*Exercise:* Every record is to be printed exactly as written; pictures are to be omitted.

*Data to process:*

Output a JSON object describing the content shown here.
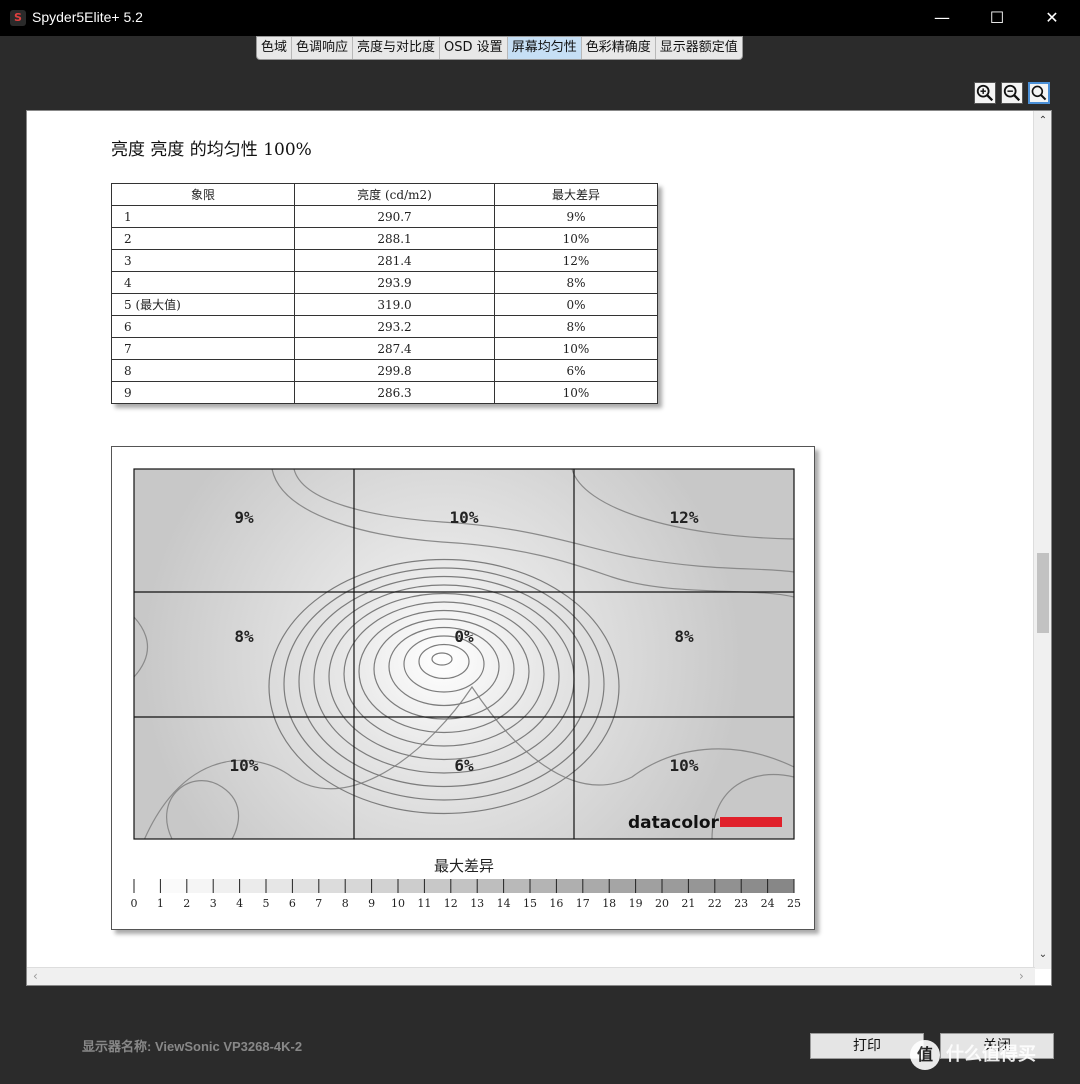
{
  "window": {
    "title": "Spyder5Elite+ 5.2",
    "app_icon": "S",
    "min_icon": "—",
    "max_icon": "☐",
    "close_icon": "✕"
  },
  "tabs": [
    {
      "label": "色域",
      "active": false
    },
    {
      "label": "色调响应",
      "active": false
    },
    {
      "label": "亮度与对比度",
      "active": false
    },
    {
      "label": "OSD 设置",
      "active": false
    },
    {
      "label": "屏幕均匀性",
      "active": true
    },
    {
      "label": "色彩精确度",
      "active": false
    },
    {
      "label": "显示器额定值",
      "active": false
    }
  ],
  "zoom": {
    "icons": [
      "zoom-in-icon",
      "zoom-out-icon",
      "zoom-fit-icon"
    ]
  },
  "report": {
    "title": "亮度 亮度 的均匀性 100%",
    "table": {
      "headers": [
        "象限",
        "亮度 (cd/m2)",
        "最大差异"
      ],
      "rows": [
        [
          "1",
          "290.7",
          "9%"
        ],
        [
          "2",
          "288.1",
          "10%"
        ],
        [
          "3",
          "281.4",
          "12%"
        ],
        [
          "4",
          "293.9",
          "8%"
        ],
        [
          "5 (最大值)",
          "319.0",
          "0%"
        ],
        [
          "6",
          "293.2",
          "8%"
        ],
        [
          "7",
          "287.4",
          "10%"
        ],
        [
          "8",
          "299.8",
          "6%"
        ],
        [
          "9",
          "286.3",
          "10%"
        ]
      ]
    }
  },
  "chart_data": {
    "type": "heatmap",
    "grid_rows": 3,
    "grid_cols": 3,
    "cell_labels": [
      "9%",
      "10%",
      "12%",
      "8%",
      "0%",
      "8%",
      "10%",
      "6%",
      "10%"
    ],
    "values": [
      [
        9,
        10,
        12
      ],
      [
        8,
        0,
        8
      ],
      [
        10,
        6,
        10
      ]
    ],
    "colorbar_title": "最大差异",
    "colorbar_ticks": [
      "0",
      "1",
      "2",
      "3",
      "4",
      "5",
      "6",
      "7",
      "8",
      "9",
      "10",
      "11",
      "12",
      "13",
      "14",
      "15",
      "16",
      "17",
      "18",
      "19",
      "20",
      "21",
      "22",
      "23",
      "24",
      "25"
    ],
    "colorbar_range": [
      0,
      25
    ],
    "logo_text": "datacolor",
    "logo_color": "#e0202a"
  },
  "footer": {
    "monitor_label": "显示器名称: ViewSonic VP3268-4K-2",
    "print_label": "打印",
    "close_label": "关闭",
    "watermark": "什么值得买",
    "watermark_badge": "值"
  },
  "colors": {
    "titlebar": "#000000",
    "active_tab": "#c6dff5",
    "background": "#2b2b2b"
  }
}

*Task result:*
Output a JSON object describing the content shown here.
{
  "window": {
    "title": "Spyder5Elite+ 5.2",
    "app_icon": "S",
    "min_icon": "—",
    "max_icon": "☐",
    "close_icon": "✕"
  },
  "tabs": [
    {
      "label": "色域",
      "active": false
    },
    {
      "label": "色调响应",
      "active": false
    },
    {
      "label": "亮度与对比度",
      "active": false
    },
    {
      "label": "OSD 设置",
      "active": false
    },
    {
      "label": "屏幕均匀性",
      "active": true
    },
    {
      "label": "色彩精确度",
      "active": false
    },
    {
      "label": "显示器额定值",
      "active": false
    }
  ],
  "zoom": {
    "icons": [
      "zoom-in-icon",
      "zoom-out-icon",
      "zoom-fit-icon"
    ]
  },
  "report": {
    "title": "亮度 亮度 的均匀性 100%",
    "table": {
      "headers": [
        "象限",
        "亮度 (cd/m2)",
        "最大差异"
      ],
      "rows": [
        [
          "1",
          "290.7",
          "9%"
        ],
        [
          "2",
          "288.1",
          "10%"
        ],
        [
          "3",
          "281.4",
          "12%"
        ],
        [
          "4",
          "293.9",
          "8%"
        ],
        [
          "5 (最大值)",
          "319.0",
          "0%"
        ],
        [
          "6",
          "293.2",
          "8%"
        ],
        [
          "7",
          "287.4",
          "10%"
        ],
        [
          "8",
          "299.8",
          "6%"
        ],
        [
          "9",
          "286.3",
          "10%"
        ]
      ]
    }
  },
  "chart_data": {
    "type": "heatmap",
    "grid_rows": 3,
    "grid_cols": 3,
    "cell_labels": [
      "9%",
      "10%",
      "12%",
      "8%",
      "0%",
      "8%",
      "10%",
      "6%",
      "10%"
    ],
    "values": [
      [
        9,
        10,
        12
      ],
      [
        8,
        0,
        8
      ],
      [
        10,
        6,
        10
      ]
    ],
    "colorbar_title": "最大差异",
    "colorbar_ticks": [
      "0",
      "1",
      "2",
      "3",
      "4",
      "5",
      "6",
      "7",
      "8",
      "9",
      "10",
      "11",
      "12",
      "13",
      "14",
      "15",
      "16",
      "17",
      "18",
      "19",
      "20",
      "21",
      "22",
      "23",
      "24",
      "25"
    ],
    "colorbar_range": [
      0,
      25
    ],
    "logo_text": "datacolor",
    "logo_color": "#e0202a"
  },
  "footer": {
    "monitor_label": "显示器名称: ViewSonic VP3268-4K-2",
    "print_label": "打印",
    "close_label": "关闭",
    "watermark": "什么值得买",
    "watermark_badge": "值"
  },
  "colors": {
    "titlebar": "#000000",
    "active_tab": "#c6dff5",
    "background": "#2b2b2b"
  }
}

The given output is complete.